*Your objective*:
Please print the data that follows, keeping every line exact.
== Segment start ==
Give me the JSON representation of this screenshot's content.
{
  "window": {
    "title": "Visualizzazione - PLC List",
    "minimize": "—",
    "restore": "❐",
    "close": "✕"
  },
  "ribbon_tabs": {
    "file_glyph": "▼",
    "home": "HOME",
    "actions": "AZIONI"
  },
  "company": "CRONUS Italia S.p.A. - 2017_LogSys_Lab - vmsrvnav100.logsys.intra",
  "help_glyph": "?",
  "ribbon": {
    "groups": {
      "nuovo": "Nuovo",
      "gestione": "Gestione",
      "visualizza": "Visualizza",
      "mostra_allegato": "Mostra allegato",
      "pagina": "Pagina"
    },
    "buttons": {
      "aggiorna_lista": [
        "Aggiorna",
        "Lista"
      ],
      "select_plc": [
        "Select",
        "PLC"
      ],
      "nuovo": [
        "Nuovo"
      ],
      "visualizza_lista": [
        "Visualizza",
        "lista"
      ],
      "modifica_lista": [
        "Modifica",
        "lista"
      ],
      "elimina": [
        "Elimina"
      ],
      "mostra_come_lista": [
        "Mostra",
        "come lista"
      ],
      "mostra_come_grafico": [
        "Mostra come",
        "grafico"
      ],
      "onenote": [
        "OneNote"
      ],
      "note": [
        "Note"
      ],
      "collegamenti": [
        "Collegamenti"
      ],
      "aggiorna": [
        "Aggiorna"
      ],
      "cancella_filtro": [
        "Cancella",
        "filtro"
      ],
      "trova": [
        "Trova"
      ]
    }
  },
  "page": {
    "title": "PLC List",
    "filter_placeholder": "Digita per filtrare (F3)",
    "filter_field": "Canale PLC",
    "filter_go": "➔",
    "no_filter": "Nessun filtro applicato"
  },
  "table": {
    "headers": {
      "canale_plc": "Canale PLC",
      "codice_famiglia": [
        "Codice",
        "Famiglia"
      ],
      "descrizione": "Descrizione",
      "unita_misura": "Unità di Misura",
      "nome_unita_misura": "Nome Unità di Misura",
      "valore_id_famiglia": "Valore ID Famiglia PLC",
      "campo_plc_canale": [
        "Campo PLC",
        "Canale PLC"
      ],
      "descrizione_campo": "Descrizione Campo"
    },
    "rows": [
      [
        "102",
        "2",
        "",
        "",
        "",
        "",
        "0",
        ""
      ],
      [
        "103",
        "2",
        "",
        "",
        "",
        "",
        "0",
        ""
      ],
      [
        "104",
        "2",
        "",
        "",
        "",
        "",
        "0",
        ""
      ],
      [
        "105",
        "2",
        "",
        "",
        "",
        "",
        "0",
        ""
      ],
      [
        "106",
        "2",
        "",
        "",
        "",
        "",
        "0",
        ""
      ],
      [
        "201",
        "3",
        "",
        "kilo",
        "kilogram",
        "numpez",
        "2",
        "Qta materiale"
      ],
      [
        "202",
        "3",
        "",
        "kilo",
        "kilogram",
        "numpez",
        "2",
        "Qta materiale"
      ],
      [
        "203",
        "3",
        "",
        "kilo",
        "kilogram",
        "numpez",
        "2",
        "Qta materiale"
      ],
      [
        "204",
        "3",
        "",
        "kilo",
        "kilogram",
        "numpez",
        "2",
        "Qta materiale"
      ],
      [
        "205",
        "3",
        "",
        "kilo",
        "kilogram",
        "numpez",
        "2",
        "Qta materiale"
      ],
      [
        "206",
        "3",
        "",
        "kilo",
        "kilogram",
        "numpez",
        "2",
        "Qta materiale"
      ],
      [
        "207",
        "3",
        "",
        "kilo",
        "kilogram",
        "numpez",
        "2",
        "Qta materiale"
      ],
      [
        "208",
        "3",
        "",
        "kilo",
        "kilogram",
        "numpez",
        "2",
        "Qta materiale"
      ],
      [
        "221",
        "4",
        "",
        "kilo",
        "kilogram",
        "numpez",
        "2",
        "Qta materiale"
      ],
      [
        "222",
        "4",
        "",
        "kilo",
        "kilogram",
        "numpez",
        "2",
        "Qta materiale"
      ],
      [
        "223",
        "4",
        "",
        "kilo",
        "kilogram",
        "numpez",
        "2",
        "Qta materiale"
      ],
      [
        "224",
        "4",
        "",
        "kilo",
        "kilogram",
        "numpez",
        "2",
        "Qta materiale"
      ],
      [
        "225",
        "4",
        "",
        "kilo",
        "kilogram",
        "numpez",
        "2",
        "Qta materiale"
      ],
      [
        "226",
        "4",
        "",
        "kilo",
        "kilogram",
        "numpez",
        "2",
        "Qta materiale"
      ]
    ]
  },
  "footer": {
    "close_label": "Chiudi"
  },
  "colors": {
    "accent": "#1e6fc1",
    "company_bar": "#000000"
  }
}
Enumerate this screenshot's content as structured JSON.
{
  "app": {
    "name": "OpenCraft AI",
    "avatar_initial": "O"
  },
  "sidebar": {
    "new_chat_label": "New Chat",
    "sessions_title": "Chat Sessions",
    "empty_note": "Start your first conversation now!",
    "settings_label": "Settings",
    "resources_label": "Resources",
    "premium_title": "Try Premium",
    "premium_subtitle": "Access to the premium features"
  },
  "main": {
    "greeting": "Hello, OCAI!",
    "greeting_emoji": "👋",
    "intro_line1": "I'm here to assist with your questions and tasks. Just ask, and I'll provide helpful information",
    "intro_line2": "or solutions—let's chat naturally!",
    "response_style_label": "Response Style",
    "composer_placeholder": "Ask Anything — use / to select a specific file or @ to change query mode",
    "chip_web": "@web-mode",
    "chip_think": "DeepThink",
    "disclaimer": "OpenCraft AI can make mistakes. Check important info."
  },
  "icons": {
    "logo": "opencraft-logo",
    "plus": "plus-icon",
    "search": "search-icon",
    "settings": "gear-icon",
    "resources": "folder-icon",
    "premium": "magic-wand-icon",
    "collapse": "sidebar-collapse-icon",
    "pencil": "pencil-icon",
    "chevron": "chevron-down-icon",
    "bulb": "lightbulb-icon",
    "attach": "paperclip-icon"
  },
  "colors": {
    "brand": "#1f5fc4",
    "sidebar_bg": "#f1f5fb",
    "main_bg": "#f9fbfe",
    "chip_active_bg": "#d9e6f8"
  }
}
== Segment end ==
*Exercise output*:
Give me the JSON representation of this screenshot's content.
{
  "window": {
    "title": "Visualizzazione - PLC List",
    "minimize": "—",
    "restore": "❐",
    "close": "✕"
  },
  "ribbon_tabs": {
    "file_glyph": "▼",
    "home": "HOME",
    "actions": "AZIONI"
  },
  "company": "CRONUS Italia S.p.A. - 2017_LogSys_Lab - vmsrvnav100.logsys.intra",
  "help_glyph": "?",
  "ribbon": {
    "groups": {
      "nuovo": "Nuovo",
      "gestione": "Gestione",
      "visualizza": "Visualizza",
      "mostra_allegato": "Mostra allegato",
      "pagina": "Pagina"
    },
    "buttons": {
      "aggiorna_lista": [
        "Aggiorna",
        "Lista"
      ],
      "select_plc": [
        "Select",
        "PLC"
      ],
      "nuovo": [
        "Nuovo"
      ],
      "visualizza_lista": [
        "Visualizza",
        "lista"
      ],
      "modifica_lista": [
        "Modifica",
        "lista"
      ],
      "elimina": [
        "Elimina"
      ],
      "mostra_come_lista": [
        "Mostra",
        "come lista"
      ],
      "mostra_come_grafico": [
        "Mostra come",
        "grafico"
      ],
      "onenote": [
        "OneNote"
      ],
      "note": [
        "Note"
      ],
      "collegamenti": [
        "Collegamenti"
      ],
      "aggiorna": [
        "Aggiorna"
      ],
      "cancella_filtro": [
        "Cancella",
        "filtro"
      ],
      "trova": [
        "Trova"
      ]
    }
  },
  "page": {
    "title": "PLC List",
    "filter_placeholder": "Digita per filtrare (F3)",
    "filter_field": "Canale PLC",
    "filter_go": "➔",
    "no_filter": "Nessun filtro applicato"
  },
  "table": {
    "headers": {
      "canale_plc": "Canale PLC",
      "codice_famiglia": [
        "Codice",
        "Famiglia"
      ],
      "descrizione": "Descrizione",
      "unita_misura": "Unità di Misura",
      "nome_unita_misura": "Nome Unità di Misura",
      "valore_id_famiglia": "Valore ID Famiglia PLC",
      "campo_plc_canale": [
        "Campo PLC",
        "Canale PLC"
      ],
      "descrizione_campo": "Descrizione Campo"
    },
    "rows": [
      [
        "102",
        "2",
        "",
        "",
        "",
        "",
        "0",
        ""
      ],
      [
        "103",
        "2",
        "",
        "",
        "",
        "",
        "0",
        ""
      ],
      [
        "104",
        "2",
        "",
        "",
        "",
        "",
        "0",
        ""
      ],
      [
        "105",
        "2",
        "",
        "",
        "",
        "",
        "0",
        ""
      ],
      [
        "106",
        "2",
        "",
        "",
        "",
        "",
        "0",
        ""
      ],
      [
        "201",
        "3",
        "",
        "kilo",
        "kilogram",
        "numpez",
        "2",
        "Qta materiale"
      ],
      [
        "202",
        "3",
        "",
        "kilo",
        "kilogram",
        "numpez",
        "2",
        "Qta materiale"
      ],
      [
        "203",
        "3",
        "",
        "kilo",
        "kilogram",
        "numpez",
        "2",
        "Qta materiale"
      ],
      [
        "204",
        "3",
        "",
        "kilo",
        "kilogram",
        "numpez",
        "2",
        "Qta materiale"
      ],
      [
        "205",
        "3",
        "",
        "kilo",
        "kilogram",
        "numpez",
        "2",
        "Qta materiale"
      ],
      [
        "206",
        "3",
        "",
        "kilo",
        "kilogram",
        "numpez",
        "2",
        "Qta materiale"
      ],
      [
        "207",
        "3",
        "",
        "kilo",
        "kilogram",
        "numpez",
        "2",
        "Qta materiale"
      ],
      [
        "208",
        "3",
        "",
        "kilo",
        "kilogram",
        "numpez",
        "2",
        "Qta materiale"
      ],
      [
        "221",
        "4",
        "",
        "kilo",
        "kilogram",
        "numpez",
        "2",
        "Qta materiale"
      ],
      [
        "222",
        "4",
        "",
        "kilo",
        "kilogram",
        "numpez",
        "2",
        "Qta materiale"
      ],
      [
        "223",
        "4",
        "",
        "kilo",
        "kilogram",
        "numpez",
        "2",
        "Qta materiale"
      ],
      [
        "224",
        "4",
        "",
        "kilo",
        "kilogram",
        "numpez",
        "2",
        "Qta materiale"
      ],
      [
        "225",
        "4",
        "",
        "kilo",
        "kilogram",
        "numpez",
        "2",
        "Qta materiale"
      ],
      [
        "226",
        "4",
        "",
        "kilo",
        "kilogram",
        "numpez",
        "2",
        "Qta materiale"
      ]
    ]
  },
  "footer": {
    "close_label": "Chiudi"
  },
  "colors": {
    "accent": "#1e6fc1",
    "company_bar": "#000000"
  }
}
Enumerate this screenshot's content as structured JSON.
{
  "app": {
    "name": "OpenCraft AI",
    "avatar_initial": "O"
  },
  "sidebar": {
    "new_chat_label": "New Chat",
    "sessions_title": "Chat Sessions",
    "empty_note": "Start your first conversation now!",
    "settings_label": "Settings",
    "resources_label": "Resources",
    "premium_title": "Try Premium",
    "premium_subtitle": "Access to the premium features"
  },
  "main": {
    "greeting": "Hello, OCAI!",
    "greeting_emoji": "👋",
    "intro_line1": "I'm here to assist with your questions and tasks. Just ask, and I'll provide helpful information",
    "intro_line2": "or solutions—let's chat naturally!",
    "response_style_label": "Response Style",
    "composer_placeholder": "Ask Anything — use / to select a specific file or @ to change query mode",
    "chip_web": "@web-mode",
    "chip_think": "DeepThink",
    "disclaimer": "OpenCraft AI can make mistakes. Check important info."
  },
  "icons": {
    "logo": "opencraft-logo",
    "plus": "plus-icon",
    "search": "search-icon",
    "settings": "gear-icon",
    "resources": "folder-icon",
    "premium": "magic-wand-icon",
    "collapse": "sidebar-collapse-icon",
    "pencil": "pencil-icon",
    "chevron": "chevron-down-icon",
    "bulb": "lightbulb-icon",
    "attach": "paperclip-icon"
  },
  "colors": {
    "brand": "#1f5fc4",
    "sidebar_bg": "#f1f5fb",
    "main_bg": "#f9fbfe",
    "chip_active_bg": "#d9e6f8"
  }
}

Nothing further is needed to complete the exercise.